■ Dataset excerpts ■
================================

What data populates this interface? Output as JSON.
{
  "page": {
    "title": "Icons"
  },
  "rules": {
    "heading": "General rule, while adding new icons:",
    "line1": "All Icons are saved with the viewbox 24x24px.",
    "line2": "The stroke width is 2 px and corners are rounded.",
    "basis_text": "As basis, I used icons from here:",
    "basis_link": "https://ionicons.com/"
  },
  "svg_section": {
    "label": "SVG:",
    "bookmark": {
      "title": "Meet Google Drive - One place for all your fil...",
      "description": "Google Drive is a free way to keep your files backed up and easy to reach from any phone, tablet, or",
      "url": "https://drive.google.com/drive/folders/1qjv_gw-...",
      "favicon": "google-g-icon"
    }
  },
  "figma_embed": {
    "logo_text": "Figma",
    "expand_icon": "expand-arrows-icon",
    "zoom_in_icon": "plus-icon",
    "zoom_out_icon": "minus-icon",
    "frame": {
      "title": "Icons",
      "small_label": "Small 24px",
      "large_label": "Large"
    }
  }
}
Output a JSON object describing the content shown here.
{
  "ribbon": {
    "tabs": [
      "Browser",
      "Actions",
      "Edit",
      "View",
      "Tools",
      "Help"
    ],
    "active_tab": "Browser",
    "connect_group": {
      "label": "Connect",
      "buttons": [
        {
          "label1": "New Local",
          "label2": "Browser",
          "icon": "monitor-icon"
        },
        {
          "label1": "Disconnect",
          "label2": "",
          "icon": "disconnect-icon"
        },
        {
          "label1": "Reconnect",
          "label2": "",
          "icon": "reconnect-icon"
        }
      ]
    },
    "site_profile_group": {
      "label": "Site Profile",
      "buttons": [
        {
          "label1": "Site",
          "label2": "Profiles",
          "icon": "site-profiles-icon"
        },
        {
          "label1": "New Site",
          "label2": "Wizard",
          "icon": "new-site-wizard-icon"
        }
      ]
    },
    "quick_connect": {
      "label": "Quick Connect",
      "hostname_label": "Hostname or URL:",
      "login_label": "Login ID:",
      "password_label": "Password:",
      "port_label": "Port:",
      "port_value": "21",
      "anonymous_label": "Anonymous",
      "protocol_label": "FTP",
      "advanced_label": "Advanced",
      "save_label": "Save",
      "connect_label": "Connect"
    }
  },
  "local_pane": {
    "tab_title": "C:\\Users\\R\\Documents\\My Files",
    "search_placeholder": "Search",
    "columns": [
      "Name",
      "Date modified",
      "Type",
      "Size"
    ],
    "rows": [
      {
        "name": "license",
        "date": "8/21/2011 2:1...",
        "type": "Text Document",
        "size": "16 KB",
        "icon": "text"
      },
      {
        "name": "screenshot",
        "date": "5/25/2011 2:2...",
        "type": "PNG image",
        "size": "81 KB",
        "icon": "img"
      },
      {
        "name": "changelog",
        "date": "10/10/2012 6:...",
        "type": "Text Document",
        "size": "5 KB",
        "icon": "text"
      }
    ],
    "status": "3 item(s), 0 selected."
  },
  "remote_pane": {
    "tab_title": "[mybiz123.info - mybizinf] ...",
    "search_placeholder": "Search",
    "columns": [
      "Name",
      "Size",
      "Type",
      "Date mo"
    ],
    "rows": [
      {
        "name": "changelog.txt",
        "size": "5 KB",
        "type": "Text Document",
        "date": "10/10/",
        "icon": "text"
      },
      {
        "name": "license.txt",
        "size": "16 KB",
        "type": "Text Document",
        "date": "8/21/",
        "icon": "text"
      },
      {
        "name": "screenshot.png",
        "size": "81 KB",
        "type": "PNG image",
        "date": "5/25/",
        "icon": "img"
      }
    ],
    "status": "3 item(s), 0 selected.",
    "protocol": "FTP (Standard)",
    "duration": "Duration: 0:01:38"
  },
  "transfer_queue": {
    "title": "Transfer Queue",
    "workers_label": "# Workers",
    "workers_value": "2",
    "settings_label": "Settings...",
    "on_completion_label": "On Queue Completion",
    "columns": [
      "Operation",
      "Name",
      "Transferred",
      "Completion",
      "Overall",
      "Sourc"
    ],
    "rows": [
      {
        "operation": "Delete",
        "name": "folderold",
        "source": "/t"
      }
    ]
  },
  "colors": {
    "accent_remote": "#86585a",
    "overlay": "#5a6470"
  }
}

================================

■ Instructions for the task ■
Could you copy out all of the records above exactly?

■ Answer for this exercise ■
What data populates this interface? Output as JSON.
{
  "page": {
    "title": "Icons"
  },
  "rules": {
    "heading": "General rule, while adding new icons:",
    "line1": "All Icons are saved with the viewbox 24x24px.",
    "line2": "The stroke width is 2 px and corners are rounded.",
    "basis_text": "As basis, I used icons from here:",
    "basis_link": "https://ionicons.com/"
  },
  "svg_section": {
    "label": "SVG:",
    "bookmark": {
      "title": "Meet Google Drive - One place for all your fil...",
      "description": "Google Drive is a free way to keep your files backed up and easy to reach from any phone, tablet, or",
      "url": "https://drive.google.com/drive/folders/1qjv_gw-...",
      "favicon": "google-g-icon"
    }
  },
  "figma_embed": {
    "logo_text": "Figma",
    "expand_icon": "expand-arrows-icon",
    "zoom_in_icon": "plus-icon",
    "zoom_out_icon": "minus-icon",
    "frame": {
      "title": "Icons",
      "small_label": "Small 24px",
      "large_label": "Large"
    }
  }
}
Output a JSON object describing the content shown here.
{
  "ribbon": {
    "tabs": [
      "Browser",
      "Actions",
      "Edit",
      "View",
      "Tools",
      "Help"
    ],
    "active_tab": "Browser",
    "connect_group": {
      "label": "Connect",
      "buttons": [
        {
          "label1": "New Local",
          "label2": "Browser",
          "icon": "monitor-icon"
        },
        {
          "label1": "Disconnect",
          "label2": "",
          "icon": "disconnect-icon"
        },
        {
          "label1": "Reconnect",
          "label2": "",
          "icon": "reconnect-icon"
        }
      ]
    },
    "site_profile_group": {
      "label": "Site Profile",
      "buttons": [
        {
          "label1": "Site",
          "label2": "Profiles",
          "icon": "site-profiles-icon"
        },
        {
          "label1": "New Site",
          "label2": "Wizard",
          "icon": "new-site-wizard-icon"
        }
      ]
    },
    "quick_connect": {
      "label": "Quick Connect",
      "hostname_label": "Hostname or URL:",
      "login_label": "Login ID:",
      "password_label": "Password:",
      "port_label": "Port:",
      "port_value": "21",
      "anonymous_label": "Anonymous",
      "protocol_label": "FTP",
      "advanced_label": "Advanced",
      "save_label": "Save",
      "connect_label": "Connect"
    }
  },
  "local_pane": {
    "tab_title": "C:\\Users\\R\\Documents\\My Files",
    "search_placeholder": "Search",
    "columns": [
      "Name",
      "Date modified",
      "Type",
      "Size"
    ],
    "rows": [
      {
        "name": "license",
        "date": "8/21/2011 2:1...",
        "type": "Text Document",
        "size": "16 KB",
        "icon": "text"
      },
      {
        "name": "screenshot",
        "date": "5/25/2011 2:2...",
        "type": "PNG image",
        "size": "81 KB",
        "icon": "img"
      },
      {
        "name": "changelog",
        "date": "10/10/2012 6:...",
        "type": "Text Document",
        "size": "5 KB",
        "icon": "text"
      }
    ],
    "status": "3 item(s), 0 selected."
  },
  "remote_pane": {
    "tab_title": "[mybiz123.info - mybizinf] ...",
    "search_placeholder": "Search",
    "columns": [
      "Name",
      "Size",
      "Type",
      "Date mo"
    ],
    "rows": [
      {
        "name": "changelog.txt",
        "size": "5 KB",
        "type": "Text Document",
        "date": "10/10/",
        "icon": "text"
      },
      {
        "name": "license.txt",
        "size": "16 KB",
        "type": "Text Document",
        "date": "8/21/",
        "icon": "text"
      },
      {
        "name": "screenshot.png",
        "size": "81 KB",
        "type": "PNG image",
        "date": "5/25/",
        "icon": "img"
      }
    ],
    "status": "3 item(s), 0 selected.",
    "protocol": "FTP (Standard)",
    "duration": "Duration: 0:01:38"
  },
  "transfer_queue": {
    "title": "Transfer Queue",
    "workers_label": "# Workers",
    "workers_value": "2",
    "settings_label": "Settings...",
    "on_completion_label": "On Queue Completion",
    "columns": [
      "Operation",
      "Name",
      "Transferred",
      "Completion",
      "Overall",
      "Sourc"
    ],
    "rows": [
      {
        "operation": "Delete",
        "name": "folderold",
        "source": "/t"
      }
    ]
  },
  "colors": {
    "accent_remote": "#86585a",
    "overlay": "#5a6470"
  }
}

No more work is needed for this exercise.